The Prime provides a respectable EPA-estimated electric driving range of 25 miles. But when operating like a regular hybrid, it’s the most efficient on the list with an impressive combined rating of 54 mpg. Prime models have slightly less cargo space because of the larger battery pack, however, and acceleration is, just like with the regular Prius, pretty slow.

2017-22 model pricing: $18,000-$32,000

Chevrolet Volt

Unlike the other models on the list, the Volt is only available as a plug-in hybrid. Both generations of the Volt, which ran 2011-2019, qualify for the tax credit, meaning older models are very affordable with the tax credit.

The Volt, which is a hatchback, provides the longest electric driving range on the list. The first-generation model has an EPA-estimated 35 to 38 miles of electric range, and the second-generation model boasts an impressive 53 miles.

When driving as a hybrid, the first-generation Volt gets 37 mpg combined, and the second-generation model delivers 42 mpg combined. Try to get the much-improved second-generation Volt if you can.

2011-19 model pricing: $12,000-$24,600

Ford Fusion Energi

The Fusion sedan is long gone, but plug-in hybrid Energi models qualify for the tax credit. The non-hybrid and hybrid models do not qualify. Production of the Energi model spanned from 2013 until 2020. So if you have a low budget, consider an older model.

Depending on the model year, the Fusion Energi has a driving range of 19 to 26 miles and is rated at 38 to 42 mpg in combined driving when operating like a hybrid. The Fusion is the only sedan on this list, but it’s a sizable one, providing lots of passenger room.

2013-20 model pricing: $15,000-$25,000

Kia Niro Plug-In Hybrid

As the name implies, the Niro Plug-in Hybrid is the plug-in hybrid version of the Niro crossover, which is a regular hybrid. The previous-generation model that ran from 2018 through 2022 qualifies for the tax credit, but the current model doesn’t qualify yet. And if you’re considering a used electric vehicle, the previous-generation Niro Electric (2019-22) also qualifies for the tax credit.

The Niro Plug-in Hybrid can drive 26 miles on electric power and delivers 46 mpg in combined driving when running like a regular hybrid, which is pretty good for a crossover. The Niro boasts a spacious cabin, but all-wheel drive isn’t available.

2018-2022 model pricing: $20,000-$27,000

Mitsubishi Outlander PHEV

The Outlander PHEV is the plug-in hybrid version of the regular Outlander. The previous-generation Outlander PHEV qualifies for the tax credit and was available from 2018 to 2022. The current model is still too new to qualify.

The all-wheel-drive Outlander PHEV provides a commendable electric range of 22 to 24 miles but has the worst fuel economy on the list when running as a hybrid: 25 to 26 mpg combined. If you’re set on getting a used plug-in hybrid SUV, this is your best shot at getting one below the $25,000 tax credit limit. Weak acceleration and a low-buck cabin are drawbacks, however.

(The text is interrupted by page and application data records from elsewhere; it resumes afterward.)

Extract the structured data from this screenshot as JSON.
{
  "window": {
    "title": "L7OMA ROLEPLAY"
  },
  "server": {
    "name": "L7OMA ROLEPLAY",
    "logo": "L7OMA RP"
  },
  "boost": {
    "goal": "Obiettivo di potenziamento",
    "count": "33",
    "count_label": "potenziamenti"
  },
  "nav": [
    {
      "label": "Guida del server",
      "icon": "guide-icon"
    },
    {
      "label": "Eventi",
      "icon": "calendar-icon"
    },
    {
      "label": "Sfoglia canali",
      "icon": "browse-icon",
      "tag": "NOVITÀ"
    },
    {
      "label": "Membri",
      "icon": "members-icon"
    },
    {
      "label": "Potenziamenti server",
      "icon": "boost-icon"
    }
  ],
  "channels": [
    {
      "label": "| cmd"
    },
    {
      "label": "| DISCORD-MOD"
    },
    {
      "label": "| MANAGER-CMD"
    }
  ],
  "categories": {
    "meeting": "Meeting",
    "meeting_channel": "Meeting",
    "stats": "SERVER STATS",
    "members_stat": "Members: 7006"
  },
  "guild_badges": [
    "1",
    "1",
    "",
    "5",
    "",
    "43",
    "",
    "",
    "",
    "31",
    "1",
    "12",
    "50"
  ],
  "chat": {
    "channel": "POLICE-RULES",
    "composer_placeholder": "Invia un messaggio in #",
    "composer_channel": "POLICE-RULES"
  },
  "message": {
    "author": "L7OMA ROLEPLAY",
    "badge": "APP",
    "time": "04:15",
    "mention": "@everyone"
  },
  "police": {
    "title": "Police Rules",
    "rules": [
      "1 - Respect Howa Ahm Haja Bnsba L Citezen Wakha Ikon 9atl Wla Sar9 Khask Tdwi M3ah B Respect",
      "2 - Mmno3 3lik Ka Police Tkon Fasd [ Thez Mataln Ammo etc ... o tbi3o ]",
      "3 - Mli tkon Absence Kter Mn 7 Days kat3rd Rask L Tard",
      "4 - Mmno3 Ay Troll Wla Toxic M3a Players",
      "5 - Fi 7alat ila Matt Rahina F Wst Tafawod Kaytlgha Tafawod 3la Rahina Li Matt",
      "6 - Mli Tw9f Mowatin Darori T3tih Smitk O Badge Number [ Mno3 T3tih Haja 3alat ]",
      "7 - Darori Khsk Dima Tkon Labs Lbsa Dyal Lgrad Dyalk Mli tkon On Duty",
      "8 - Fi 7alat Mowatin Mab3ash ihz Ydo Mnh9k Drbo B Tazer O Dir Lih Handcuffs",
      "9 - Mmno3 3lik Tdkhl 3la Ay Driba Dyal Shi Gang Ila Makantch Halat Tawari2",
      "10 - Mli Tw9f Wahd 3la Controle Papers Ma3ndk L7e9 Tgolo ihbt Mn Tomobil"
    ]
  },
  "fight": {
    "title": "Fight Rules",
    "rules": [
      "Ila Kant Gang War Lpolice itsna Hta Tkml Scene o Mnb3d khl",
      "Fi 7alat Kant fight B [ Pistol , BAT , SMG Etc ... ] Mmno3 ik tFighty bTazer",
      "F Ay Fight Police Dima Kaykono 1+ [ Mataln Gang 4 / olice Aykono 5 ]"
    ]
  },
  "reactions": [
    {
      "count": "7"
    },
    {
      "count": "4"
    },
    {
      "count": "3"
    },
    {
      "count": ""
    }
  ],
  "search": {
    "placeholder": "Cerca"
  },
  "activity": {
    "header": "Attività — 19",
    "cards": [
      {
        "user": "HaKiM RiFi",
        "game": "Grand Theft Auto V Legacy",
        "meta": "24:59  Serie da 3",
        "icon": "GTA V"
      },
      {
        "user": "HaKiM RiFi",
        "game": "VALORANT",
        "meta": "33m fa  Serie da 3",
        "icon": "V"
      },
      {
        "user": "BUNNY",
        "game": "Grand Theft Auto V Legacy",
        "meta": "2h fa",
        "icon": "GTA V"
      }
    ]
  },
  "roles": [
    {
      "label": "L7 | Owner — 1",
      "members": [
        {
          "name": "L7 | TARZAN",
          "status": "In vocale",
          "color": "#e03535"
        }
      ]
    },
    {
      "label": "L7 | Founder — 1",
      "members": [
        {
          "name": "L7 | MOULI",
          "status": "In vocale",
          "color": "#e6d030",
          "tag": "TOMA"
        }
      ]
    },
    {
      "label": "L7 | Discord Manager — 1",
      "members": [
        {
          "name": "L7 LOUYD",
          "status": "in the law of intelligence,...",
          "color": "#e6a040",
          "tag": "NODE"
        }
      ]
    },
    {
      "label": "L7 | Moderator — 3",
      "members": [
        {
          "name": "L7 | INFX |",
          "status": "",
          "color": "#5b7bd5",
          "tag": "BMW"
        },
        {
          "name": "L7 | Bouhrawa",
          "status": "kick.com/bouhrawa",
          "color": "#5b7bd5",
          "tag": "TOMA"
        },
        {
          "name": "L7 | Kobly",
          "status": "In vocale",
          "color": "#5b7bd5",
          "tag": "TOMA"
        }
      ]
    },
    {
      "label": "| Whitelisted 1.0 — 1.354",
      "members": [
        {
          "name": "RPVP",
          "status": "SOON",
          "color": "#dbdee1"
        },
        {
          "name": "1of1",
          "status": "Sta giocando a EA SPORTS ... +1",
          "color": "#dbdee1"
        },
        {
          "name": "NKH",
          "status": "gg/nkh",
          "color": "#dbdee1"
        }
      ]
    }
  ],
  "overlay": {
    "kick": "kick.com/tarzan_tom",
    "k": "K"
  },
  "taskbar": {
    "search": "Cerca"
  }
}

2018-22 model pricing: $20,000-$27,000

Michael Cantu is a contributor at Edmunds.